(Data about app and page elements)
§ §
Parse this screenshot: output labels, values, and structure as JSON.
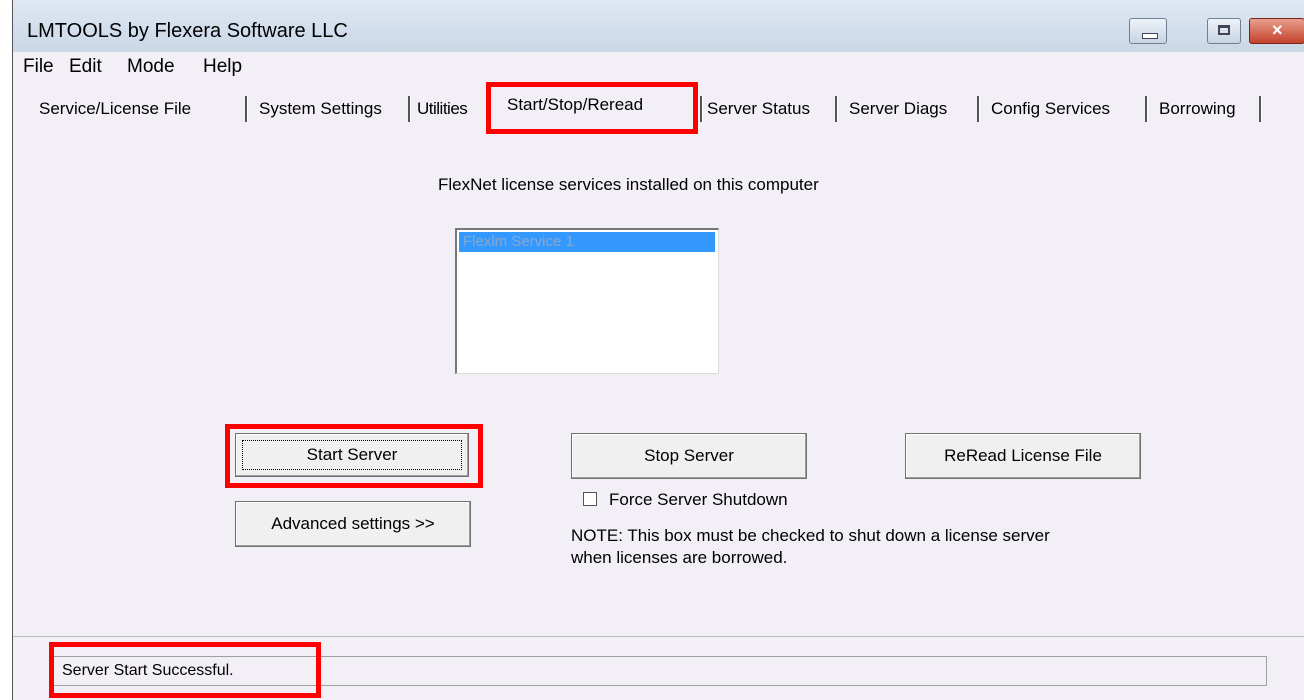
{
  "window": {
    "title": "LMTOOLS by Flexera Software LLC"
  },
  "menu": [
    "File",
    "Edit",
    "Mode",
    "Help"
  ],
  "tabs": [
    "Service/License File",
    "System Settings",
    "Utilities",
    "Start/Stop/Reread",
    "Server Status",
    "Server Diags",
    "Config Services",
    "Borrowing"
  ],
  "active_tab": "Start/Stop/Reread",
  "services": {
    "heading": "FlexNet license services installed on this computer",
    "items": [
      "Flexlm Service 1"
    ],
    "selected_index": 0
  },
  "buttons": {
    "start": "Start Server",
    "stop": "Stop Server",
    "reread": "ReRead License File",
    "advanced": "Advanced settings >>"
  },
  "force_shutdown": {
    "label": "Force Server Shutdown",
    "checked": false
  },
  "note": {
    "line1": "NOTE:  This box must be checked to shut down a license server",
    "line2": "when licenses are borrowed."
  },
  "status": "Server Start Successful.",
  "colors": {
    "highlight": "#ff0000",
    "selection": "#3399ff"
  },
  "icons": [
    "minimize-icon",
    "maximize-icon",
    "close-icon"
  ]
}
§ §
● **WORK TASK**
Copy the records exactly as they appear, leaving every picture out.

● **EXERCISE SOLUTION**
Parse this screenshot: output labels, values, and structure as JSON.
{
  "window": {
    "title": "LMTOOLS by Flexera Software LLC"
  },
  "menu": [
    "File",
    "Edit",
    "Mode",
    "Help"
  ],
  "tabs": [
    "Service/License File",
    "System Settings",
    "Utilities",
    "Start/Stop/Reread",
    "Server Status",
    "Server Diags",
    "Config Services",
    "Borrowing"
  ],
  "active_tab": "Start/Stop/Reread",
  "services": {
    "heading": "FlexNet license services installed on this computer",
    "items": [
      "Flexlm Service 1"
    ],
    "selected_index": 0
  },
  "buttons": {
    "start": "Start Server",
    "stop": "Stop Server",
    "reread": "ReRead License File",
    "advanced": "Advanced settings >>"
  },
  "force_shutdown": {
    "label": "Force Server Shutdown",
    "checked": false
  },
  "note": {
    "line1": "NOTE:  This box must be checked to shut down a license server",
    "line2": "when licenses are borrowed."
  },
  "status": "Server Start Successful.",
  "colors": {
    "highlight": "#ff0000",
    "selection": "#3399ff"
  },
  "icons": [
    "minimize-icon",
    "maximize-icon",
    "close-icon"
  ]
}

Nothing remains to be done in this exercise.